[Opening Data section]
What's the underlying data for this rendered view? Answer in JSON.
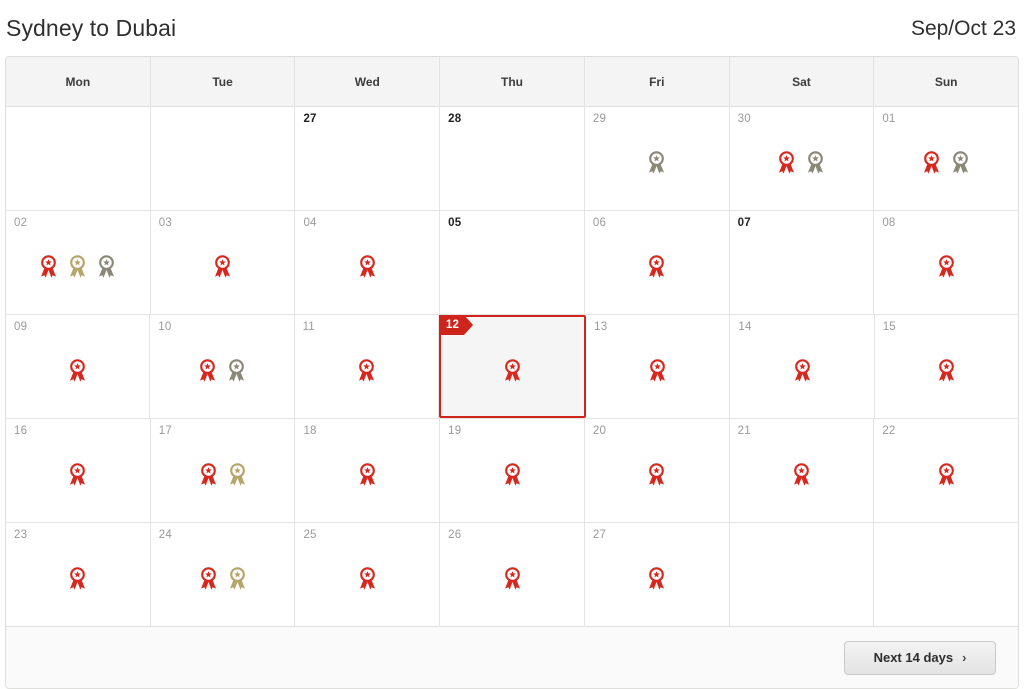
{
  "header": {
    "route_title": "Sydney to Dubai",
    "month_range": "Sep/Oct 23"
  },
  "calendar": {
    "weekdays": [
      "Mon",
      "Tue",
      "Wed",
      "Thu",
      "Fri",
      "Sat",
      "Sun"
    ],
    "award_colors": {
      "red": "#d6281f",
      "gold": "#b5a46c",
      "grey": "#8b8877"
    },
    "selected_day": "12",
    "weeks": [
      {
        "days": [
          {
            "label": "",
            "strong": false,
            "awards": [],
            "selected": false,
            "empty": true
          },
          {
            "label": "",
            "strong": false,
            "awards": [],
            "selected": false,
            "empty": true
          },
          {
            "label": "27",
            "strong": true,
            "awards": [],
            "selected": false,
            "empty": false
          },
          {
            "label": "28",
            "strong": true,
            "awards": [],
            "selected": false,
            "empty": false
          },
          {
            "label": "29",
            "strong": false,
            "awards": [
              "grey"
            ],
            "selected": false,
            "empty": false
          },
          {
            "label": "30",
            "strong": false,
            "awards": [
              "red",
              "grey"
            ],
            "selected": false,
            "empty": false
          },
          {
            "label": "01",
            "strong": false,
            "awards": [
              "red",
              "grey"
            ],
            "selected": false,
            "empty": false
          }
        ]
      },
      {
        "days": [
          {
            "label": "02",
            "strong": false,
            "awards": [
              "red",
              "gold",
              "grey"
            ],
            "selected": false,
            "empty": false
          },
          {
            "label": "03",
            "strong": false,
            "awards": [
              "red"
            ],
            "selected": false,
            "empty": false
          },
          {
            "label": "04",
            "strong": false,
            "awards": [
              "red"
            ],
            "selected": false,
            "empty": false
          },
          {
            "label": "05",
            "strong": true,
            "awards": [],
            "selected": false,
            "empty": false
          },
          {
            "label": "06",
            "strong": false,
            "awards": [
              "red"
            ],
            "selected": false,
            "empty": false
          },
          {
            "label": "07",
            "strong": true,
            "awards": [],
            "selected": false,
            "empty": false
          },
          {
            "label": "08",
            "strong": false,
            "awards": [
              "red"
            ],
            "selected": false,
            "empty": false
          }
        ]
      },
      {
        "days": [
          {
            "label": "09",
            "strong": false,
            "awards": [
              "red"
            ],
            "selected": false,
            "empty": false
          },
          {
            "label": "10",
            "strong": false,
            "awards": [
              "red",
              "grey"
            ],
            "selected": false,
            "empty": false
          },
          {
            "label": "11",
            "strong": false,
            "awards": [
              "red"
            ],
            "selected": false,
            "empty": false
          },
          {
            "label": "12",
            "strong": false,
            "awards": [
              "red"
            ],
            "selected": true,
            "empty": false
          },
          {
            "label": "13",
            "strong": false,
            "awards": [
              "red"
            ],
            "selected": false,
            "empty": false
          },
          {
            "label": "14",
            "strong": false,
            "awards": [
              "red"
            ],
            "selected": false,
            "empty": false
          },
          {
            "label": "15",
            "strong": false,
            "awards": [
              "red"
            ],
            "selected": false,
            "empty": false
          }
        ]
      },
      {
        "days": [
          {
            "label": "16",
            "strong": false,
            "awards": [
              "red"
            ],
            "selected": false,
            "empty": false
          },
          {
            "label": "17",
            "strong": false,
            "awards": [
              "red",
              "gold"
            ],
            "selected": false,
            "empty": false
          },
          {
            "label": "18",
            "strong": false,
            "awards": [
              "red"
            ],
            "selected": false,
            "empty": false
          },
          {
            "label": "19",
            "strong": false,
            "awards": [
              "red"
            ],
            "selected": false,
            "empty": false
          },
          {
            "label": "20",
            "strong": false,
            "awards": [
              "red"
            ],
            "selected": false,
            "empty": false
          },
          {
            "label": "21",
            "strong": false,
            "awards": [
              "red"
            ],
            "selected": false,
            "empty": false
          },
          {
            "label": "22",
            "strong": false,
            "awards": [
              "red"
            ],
            "selected": false,
            "empty": false
          }
        ]
      },
      {
        "days": [
          {
            "label": "23",
            "strong": false,
            "awards": [
              "red"
            ],
            "selected": false,
            "empty": false
          },
          {
            "label": "24",
            "strong": false,
            "awards": [
              "red",
              "gold"
            ],
            "selected": false,
            "empty": false
          },
          {
            "label": "25",
            "strong": false,
            "awards": [
              "red"
            ],
            "selected": false,
            "empty": false
          },
          {
            "label": "26",
            "strong": false,
            "awards": [
              "red"
            ],
            "selected": false,
            "empty": false
          },
          {
            "label": "27",
            "strong": false,
            "awards": [
              "red"
            ],
            "selected": false,
            "empty": false
          },
          {
            "label": "",
            "strong": false,
            "awards": [],
            "selected": false,
            "empty": true
          },
          {
            "label": "",
            "strong": false,
            "awards": [],
            "selected": false,
            "empty": true
          }
        ]
      }
    ]
  },
  "footer": {
    "next_button_label": "Next 14 days",
    "next_button_chevron": "›"
  }
}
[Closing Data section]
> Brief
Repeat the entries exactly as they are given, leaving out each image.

> Task output
What's the underlying data for this rendered view? Answer in JSON.
{
  "header": {
    "route_title": "Sydney to Dubai",
    "month_range": "Sep/Oct 23"
  },
  "calendar": {
    "weekdays": [
      "Mon",
      "Tue",
      "Wed",
      "Thu",
      "Fri",
      "Sat",
      "Sun"
    ],
    "award_colors": {
      "red": "#d6281f",
      "gold": "#b5a46c",
      "grey": "#8b8877"
    },
    "selected_day": "12",
    "weeks": [
      {
        "days": [
          {
            "label": "",
            "strong": false,
            "awards": [],
            "selected": false,
            "empty": true
          },
          {
            "label": "",
            "strong": false,
            "awards": [],
            "selected": false,
            "empty": true
          },
          {
            "label": "27",
            "strong": true,
            "awards": [],
            "selected": false,
            "empty": false
          },
          {
            "label": "28",
            "strong": true,
            "awards": [],
            "selected": false,
            "empty": false
          },
          {
            "label": "29",
            "strong": false,
            "awards": [
              "grey"
            ],
            "selected": false,
            "empty": false
          },
          {
            "label": "30",
            "strong": false,
            "awards": [
              "red",
              "grey"
            ],
            "selected": false,
            "empty": false
          },
          {
            "label": "01",
            "strong": false,
            "awards": [
              "red",
              "grey"
            ],
            "selected": false,
            "empty": false
          }
        ]
      },
      {
        "days": [
          {
            "label": "02",
            "strong": false,
            "awards": [
              "red",
              "gold",
              "grey"
            ],
            "selected": false,
            "empty": false
          },
          {
            "label": "03",
            "strong": false,
            "awards": [
              "red"
            ],
            "selected": false,
            "empty": false
          },
          {
            "label": "04",
            "strong": false,
            "awards": [
              "red"
            ],
            "selected": false,
            "empty": false
          },
          {
            "label": "05",
            "strong": true,
            "awards": [],
            "selected": false,
            "empty": false
          },
          {
            "label": "06",
            "strong": false,
            "awards": [
              "red"
            ],
            "selected": false,
            "empty": false
          },
          {
            "label": "07",
            "strong": true,
            "awards": [],
            "selected": false,
            "empty": false
          },
          {
            "label": "08",
            "strong": false,
            "awards": [
              "red"
            ],
            "selected": false,
            "empty": false
          }
        ]
      },
      {
        "days": [
          {
            "label": "09",
            "strong": false,
            "awards": [
              "red"
            ],
            "selected": false,
            "empty": false
          },
          {
            "label": "10",
            "strong": false,
            "awards": [
              "red",
              "grey"
            ],
            "selected": false,
            "empty": false
          },
          {
            "label": "11",
            "strong": false,
            "awards": [
              "red"
            ],
            "selected": false,
            "empty": false
          },
          {
            "label": "12",
            "strong": false,
            "awards": [
              "red"
            ],
            "selected": true,
            "empty": false
          },
          {
            "label": "13",
            "strong": false,
            "awards": [
              "red"
            ],
            "selected": false,
            "empty": false
          },
          {
            "label": "14",
            "strong": false,
            "awards": [
              "red"
            ],
            "selected": false,
            "empty": false
          },
          {
            "label": "15",
            "strong": false,
            "awards": [
              "red"
            ],
            "selected": false,
            "empty": false
          }
        ]
      },
      {
        "days": [
          {
            "label": "16",
            "strong": false,
            "awards": [
              "red"
            ],
            "selected": false,
            "empty": false
          },
          {
            "label": "17",
            "strong": false,
            "awards": [
              "red",
              "gold"
            ],
            "selected": false,
            "empty": false
          },
          {
            "label": "18",
            "strong": false,
            "awards": [
              "red"
            ],
            "selected": false,
            "empty": false
          },
          {
            "label": "19",
            "strong": false,
            "awards": [
              "red"
            ],
            "selected": false,
            "empty": false
          },
          {
            "label": "20",
            "strong": false,
            "awards": [
              "red"
            ],
            "selected": false,
            "empty": false
          },
          {
            "label": "21",
            "strong": false,
            "awards": [
              "red"
            ],
            "selected": false,
            "empty": false
          },
          {
            "label": "22",
            "strong": false,
            "awards": [
              "red"
            ],
            "selected": false,
            "empty": false
          }
        ]
      },
      {
        "days": [
          {
            "label": "23",
            "strong": false,
            "awards": [
              "red"
            ],
            "selected": false,
            "empty": false
          },
          {
            "label": "24",
            "strong": false,
            "awards": [
              "red",
              "gold"
            ],
            "selected": false,
            "empty": false
          },
          {
            "label": "25",
            "strong": false,
            "awards": [
              "red"
            ],
            "selected": false,
            "empty": false
          },
          {
            "label": "26",
            "strong": false,
            "awards": [
              "red"
            ],
            "selected": false,
            "empty": false
          },
          {
            "label": "27",
            "strong": false,
            "awards": [
              "red"
            ],
            "selected": false,
            "empty": false
          },
          {
            "label": "",
            "strong": false,
            "awards": [],
            "selected": false,
            "empty": true
          },
          {
            "label": "",
            "strong": false,
            "awards": [],
            "selected": false,
            "empty": true
          }
        ]
      }
    ]
  },
  "footer": {
    "next_button_label": "Next 14 days",
    "next_button_chevron": "›"
  }
}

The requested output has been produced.